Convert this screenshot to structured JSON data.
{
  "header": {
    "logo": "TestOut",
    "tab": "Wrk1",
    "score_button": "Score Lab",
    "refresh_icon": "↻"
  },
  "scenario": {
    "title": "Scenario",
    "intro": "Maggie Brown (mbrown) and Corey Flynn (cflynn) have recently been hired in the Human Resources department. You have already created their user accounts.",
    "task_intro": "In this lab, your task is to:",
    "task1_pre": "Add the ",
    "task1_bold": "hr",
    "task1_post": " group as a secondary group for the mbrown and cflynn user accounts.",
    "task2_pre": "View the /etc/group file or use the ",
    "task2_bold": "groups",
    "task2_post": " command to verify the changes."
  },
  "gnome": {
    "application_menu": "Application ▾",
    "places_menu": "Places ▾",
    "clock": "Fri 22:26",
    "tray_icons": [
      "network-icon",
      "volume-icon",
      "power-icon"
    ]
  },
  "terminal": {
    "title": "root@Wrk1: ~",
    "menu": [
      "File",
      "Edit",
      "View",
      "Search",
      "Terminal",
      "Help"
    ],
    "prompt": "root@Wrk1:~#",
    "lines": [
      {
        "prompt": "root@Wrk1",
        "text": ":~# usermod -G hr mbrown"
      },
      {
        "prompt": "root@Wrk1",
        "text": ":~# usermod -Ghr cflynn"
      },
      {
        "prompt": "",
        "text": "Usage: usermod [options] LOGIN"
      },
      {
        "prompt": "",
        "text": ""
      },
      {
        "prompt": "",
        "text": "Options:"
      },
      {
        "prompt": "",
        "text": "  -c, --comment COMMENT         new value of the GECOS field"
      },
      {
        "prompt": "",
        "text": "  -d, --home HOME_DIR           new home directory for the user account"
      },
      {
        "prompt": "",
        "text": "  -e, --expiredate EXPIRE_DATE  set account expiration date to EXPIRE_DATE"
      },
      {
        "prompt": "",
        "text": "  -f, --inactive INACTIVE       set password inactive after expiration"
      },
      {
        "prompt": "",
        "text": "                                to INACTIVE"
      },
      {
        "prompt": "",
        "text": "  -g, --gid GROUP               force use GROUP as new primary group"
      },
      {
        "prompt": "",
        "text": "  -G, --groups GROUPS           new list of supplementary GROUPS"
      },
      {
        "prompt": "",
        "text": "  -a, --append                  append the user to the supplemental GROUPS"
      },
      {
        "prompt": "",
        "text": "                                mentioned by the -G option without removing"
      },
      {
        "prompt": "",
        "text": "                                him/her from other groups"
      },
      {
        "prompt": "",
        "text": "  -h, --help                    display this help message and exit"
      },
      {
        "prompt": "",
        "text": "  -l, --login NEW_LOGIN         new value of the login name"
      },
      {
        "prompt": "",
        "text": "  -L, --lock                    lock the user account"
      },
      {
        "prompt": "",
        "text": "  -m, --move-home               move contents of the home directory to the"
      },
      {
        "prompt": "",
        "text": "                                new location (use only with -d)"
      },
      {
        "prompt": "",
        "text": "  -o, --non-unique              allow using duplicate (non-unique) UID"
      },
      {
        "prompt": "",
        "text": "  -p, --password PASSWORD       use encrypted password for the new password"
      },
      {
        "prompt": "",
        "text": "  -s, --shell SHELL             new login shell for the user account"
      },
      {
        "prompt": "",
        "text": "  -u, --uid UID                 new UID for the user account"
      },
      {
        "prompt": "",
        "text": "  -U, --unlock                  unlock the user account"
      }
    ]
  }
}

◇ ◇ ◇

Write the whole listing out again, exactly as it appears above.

Convert this screenshot to structured JSON data.
{
  "header": {
    "logo": "TestOut",
    "tab": "Wrk1",
    "score_button": "Score Lab",
    "refresh_icon": "↻"
  },
  "scenario": {
    "title": "Scenario",
    "intro": "Maggie Brown (mbrown) and Corey Flynn (cflynn) have recently been hired in the Human Resources department. You have already created their user accounts.",
    "task_intro": "In this lab, your task is to:",
    "task1_pre": "Add the ",
    "task1_bold": "hr",
    "task1_post": " group as a secondary group for the mbrown and cflynn user accounts.",
    "task2_pre": "View the /etc/group file or use the ",
    "task2_bold": "groups",
    "task2_post": " command to verify the changes."
  },
  "gnome": {
    "application_menu": "Application ▾",
    "places_menu": "Places ▾",
    "clock": "Fri 22:26",
    "tray_icons": [
      "network-icon",
      "volume-icon",
      "power-icon"
    ]
  },
  "terminal": {
    "title": "root@Wrk1: ~",
    "menu": [
      "File",
      "Edit",
      "View",
      "Search",
      "Terminal",
      "Help"
    ],
    "prompt": "root@Wrk1:~#",
    "lines": [
      {
        "prompt": "root@Wrk1",
        "text": ":~# usermod -G hr mbrown"
      },
      {
        "prompt": "root@Wrk1",
        "text": ":~# usermod -Ghr cflynn"
      },
      {
        "prompt": "",
        "text": "Usage: usermod [options] LOGIN"
      },
      {
        "prompt": "",
        "text": ""
      },
      {
        "prompt": "",
        "text": "Options:"
      },
      {
        "prompt": "",
        "text": "  -c, --comment COMMENT         new value of the GECOS field"
      },
      {
        "prompt": "",
        "text": "  -d, --home HOME_DIR           new home directory for the user account"
      },
      {
        "prompt": "",
        "text": "  -e, --expiredate EXPIRE_DATE  set account expiration date to EXPIRE_DATE"
      },
      {
        "prompt": "",
        "text": "  -f, --inactive INACTIVE       set password inactive after expiration"
      },
      {
        "prompt": "",
        "text": "                                to INACTIVE"
      },
      {
        "prompt": "",
        "text": "  -g, --gid GROUP               force use GROUP as new primary group"
      },
      {
        "prompt": "",
        "text": "  -G, --groups GROUPS           new list of supplementary GROUPS"
      },
      {
        "prompt": "",
        "text": "  -a, --append                  append the user to the supplemental GROUPS"
      },
      {
        "prompt": "",
        "text": "                                mentioned by the -G option without removing"
      },
      {
        "prompt": "",
        "text": "                                him/her from other groups"
      },
      {
        "prompt": "",
        "text": "  -h, --help                    display this help message and exit"
      },
      {
        "prompt": "",
        "text": "  -l, --login NEW_LOGIN         new value of the login name"
      },
      {
        "prompt": "",
        "text": "  -L, --lock                    lock the user account"
      },
      {
        "prompt": "",
        "text": "  -m, --move-home               move contents of the home directory to the"
      },
      {
        "prompt": "",
        "text": "                                new location (use only with -d)"
      },
      {
        "prompt": "",
        "text": "  -o, --non-unique              allow using duplicate (non-unique) UID"
      },
      {
        "prompt": "",
        "text": "  -p, --password PASSWORD       use encrypted password for the new password"
      },
      {
        "prompt": "",
        "text": "  -s, --shell SHELL             new login shell for the user account"
      },
      {
        "prompt": "",
        "text": "  -u, --uid UID                 new UID for the user account"
      },
      {
        "prompt": "",
        "text": "  -U, --unlock                  unlock the user account"
      }
    ]
  }
}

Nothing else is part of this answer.